However, we will hold in our hearts and remember in our prayers those who gave the ultimate sacrifice for the freedoms in life we enjoy today. At the end of the month, and it does not happen every year, November will include Advent Sunday too. For Christians, this really does begin the countdown to Christmas and we are encouraged to use the Advent season for what it is a time to think and reflect and to take our preparations for the incarnation seriously. Again, we are remembering this time, God’s decisive entry into the life of a world that is the object of divine love. Finally, week by week there is the remembrance of the Last Supper.
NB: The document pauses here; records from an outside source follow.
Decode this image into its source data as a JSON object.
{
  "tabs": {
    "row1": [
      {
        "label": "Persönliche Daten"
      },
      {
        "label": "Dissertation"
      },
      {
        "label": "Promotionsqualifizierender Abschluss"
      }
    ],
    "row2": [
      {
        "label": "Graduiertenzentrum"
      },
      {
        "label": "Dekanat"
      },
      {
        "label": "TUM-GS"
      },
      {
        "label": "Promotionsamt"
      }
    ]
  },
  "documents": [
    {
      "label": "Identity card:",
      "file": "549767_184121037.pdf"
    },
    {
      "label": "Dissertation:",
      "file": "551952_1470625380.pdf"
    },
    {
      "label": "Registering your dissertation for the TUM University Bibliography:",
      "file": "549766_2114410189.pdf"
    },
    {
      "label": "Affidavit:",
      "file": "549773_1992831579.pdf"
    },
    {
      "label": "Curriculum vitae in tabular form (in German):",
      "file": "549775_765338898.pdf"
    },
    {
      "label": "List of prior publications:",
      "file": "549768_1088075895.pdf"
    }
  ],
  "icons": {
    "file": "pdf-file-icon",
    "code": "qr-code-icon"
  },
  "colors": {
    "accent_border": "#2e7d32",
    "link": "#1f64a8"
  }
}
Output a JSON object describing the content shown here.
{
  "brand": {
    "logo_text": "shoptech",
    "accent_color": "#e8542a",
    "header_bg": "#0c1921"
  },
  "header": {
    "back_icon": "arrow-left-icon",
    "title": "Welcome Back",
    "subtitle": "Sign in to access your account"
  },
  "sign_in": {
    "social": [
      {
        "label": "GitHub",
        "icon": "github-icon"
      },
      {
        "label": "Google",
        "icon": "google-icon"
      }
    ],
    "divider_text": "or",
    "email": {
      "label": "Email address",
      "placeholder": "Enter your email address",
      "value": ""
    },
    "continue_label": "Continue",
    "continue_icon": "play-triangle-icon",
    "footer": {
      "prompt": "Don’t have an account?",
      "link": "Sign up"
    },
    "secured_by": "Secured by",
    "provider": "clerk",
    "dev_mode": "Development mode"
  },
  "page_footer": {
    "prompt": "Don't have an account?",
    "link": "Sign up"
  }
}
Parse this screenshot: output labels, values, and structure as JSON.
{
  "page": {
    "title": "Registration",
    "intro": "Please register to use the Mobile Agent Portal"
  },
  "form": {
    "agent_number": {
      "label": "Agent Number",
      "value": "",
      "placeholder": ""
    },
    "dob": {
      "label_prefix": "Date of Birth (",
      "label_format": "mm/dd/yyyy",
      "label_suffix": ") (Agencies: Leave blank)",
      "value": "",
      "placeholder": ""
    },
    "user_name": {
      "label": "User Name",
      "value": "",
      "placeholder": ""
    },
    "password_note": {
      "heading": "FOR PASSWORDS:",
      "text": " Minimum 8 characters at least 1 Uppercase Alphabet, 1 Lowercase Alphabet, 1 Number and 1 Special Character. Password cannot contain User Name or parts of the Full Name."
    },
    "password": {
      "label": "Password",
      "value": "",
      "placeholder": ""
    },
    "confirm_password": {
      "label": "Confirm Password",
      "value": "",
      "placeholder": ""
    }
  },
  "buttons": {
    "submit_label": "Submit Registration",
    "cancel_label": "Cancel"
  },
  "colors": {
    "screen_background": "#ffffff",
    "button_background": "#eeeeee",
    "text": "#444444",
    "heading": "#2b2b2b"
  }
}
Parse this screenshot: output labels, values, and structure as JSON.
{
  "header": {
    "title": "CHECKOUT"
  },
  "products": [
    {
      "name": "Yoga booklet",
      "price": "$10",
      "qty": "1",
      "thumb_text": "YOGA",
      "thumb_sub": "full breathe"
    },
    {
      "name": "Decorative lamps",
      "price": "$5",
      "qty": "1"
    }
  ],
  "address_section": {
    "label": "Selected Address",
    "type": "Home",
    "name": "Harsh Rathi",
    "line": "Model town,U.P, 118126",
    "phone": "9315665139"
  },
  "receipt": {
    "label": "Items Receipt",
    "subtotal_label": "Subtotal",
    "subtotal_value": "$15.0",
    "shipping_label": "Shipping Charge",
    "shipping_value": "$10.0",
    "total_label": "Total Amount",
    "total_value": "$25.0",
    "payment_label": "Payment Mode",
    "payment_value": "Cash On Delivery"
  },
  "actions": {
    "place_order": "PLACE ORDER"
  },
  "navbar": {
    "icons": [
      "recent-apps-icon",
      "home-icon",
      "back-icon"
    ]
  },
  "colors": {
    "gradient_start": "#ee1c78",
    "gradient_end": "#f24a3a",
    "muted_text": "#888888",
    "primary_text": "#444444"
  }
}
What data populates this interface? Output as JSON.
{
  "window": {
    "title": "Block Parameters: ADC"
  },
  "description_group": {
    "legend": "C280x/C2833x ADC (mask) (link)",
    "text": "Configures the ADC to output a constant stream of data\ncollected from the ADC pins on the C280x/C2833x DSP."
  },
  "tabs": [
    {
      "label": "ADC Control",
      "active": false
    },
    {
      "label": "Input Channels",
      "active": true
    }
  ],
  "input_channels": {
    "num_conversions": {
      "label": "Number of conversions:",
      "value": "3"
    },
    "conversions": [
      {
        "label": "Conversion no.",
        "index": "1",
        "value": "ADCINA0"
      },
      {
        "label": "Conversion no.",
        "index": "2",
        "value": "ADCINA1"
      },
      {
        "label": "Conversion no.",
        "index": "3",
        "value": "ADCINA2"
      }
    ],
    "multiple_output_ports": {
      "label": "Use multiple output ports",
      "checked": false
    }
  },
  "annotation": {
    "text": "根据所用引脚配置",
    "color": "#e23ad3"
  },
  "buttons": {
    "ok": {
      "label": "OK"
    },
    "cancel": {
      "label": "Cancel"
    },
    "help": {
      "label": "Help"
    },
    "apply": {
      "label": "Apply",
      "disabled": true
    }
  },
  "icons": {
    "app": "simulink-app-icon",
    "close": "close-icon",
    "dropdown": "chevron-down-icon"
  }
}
A private meal that took place some 2000 years ago, attended by just Jesus and a dozen men, is central to our committed lives of faith. To share in this act of remembrance is precious indeed and it joins us with brothers and sisters in Christ, wherever they may be. During November, cherish the memories you hold dear, and may the acts of remembrance in which you share enrich your lives. Blessings be with you, David
Interested in joining the Friends of St Michael’s, Heighington? – Contact Revd Lissa Scott for details
St Michael’s  Church, Heighington
A warm welcome to everyone
Thought for the month – Remembrance – by Rev. David Payne
 
.
.
The C of E has just issued guidelines that everyone should be strongly encouraged to wear face coverings at church, including worshippers and volunteers, as well as clergy.
November is a month for Remembrance in both sacred and secular settings. The beginning of the month is marked by All Saints’ Day on November 1st and All Souls’ Day on November 2nd. As Christians, we are indebted to those who in the past have gone, in modern parlance, ‘above and beyond’, often to their own detriment and even to death for the faith they hold dear. The saints provide us with so many wonderful examples of practice and commitment to the work of God. We seek to walk in their footsteps. All Souls’ Day brings the focus on to those around us who have shared their love and care. We have watched them and followed their example, listened to them, and interacted with them. Love has been shared. They have both influenced and enriched our lives and we give thanks for all we remember of them. This year Remembrance Sunday falls beforre Armistice Day. Current restrictions mean that both occasions will be very different experiences for many.
However, we will hold in our hearts and remember in our prayers those who gave the ultimate sacrifice for the freedoms in life we enjoy today. At the end of the month, and it does not happen every year, November will include Advent Sunday too. For Christians, this really does begin the countdown to Christmas and we are encouraged to use the Advent season for what it is a time to think and reflect and to take our preparations for the incarnation seriously. Again, we are remembering this time, God’s decisive entry into the life of a world that is the object of divine love. Finally, week by week there is the remembrance of the Last Supper. A private meal that took place some 2000 years ago, attended by just Jesus and a dozen men, is central to our committed lives of faith. To share in this act of remembrance is precious indeed and it joins us with brothers and sisters in Christ, wherever they may be. During November, cherish the memories you hold dear, and may the acts of remembrance in which you share enrich your lives. Blessings be with you, David
The above may change if the Government issues new instructions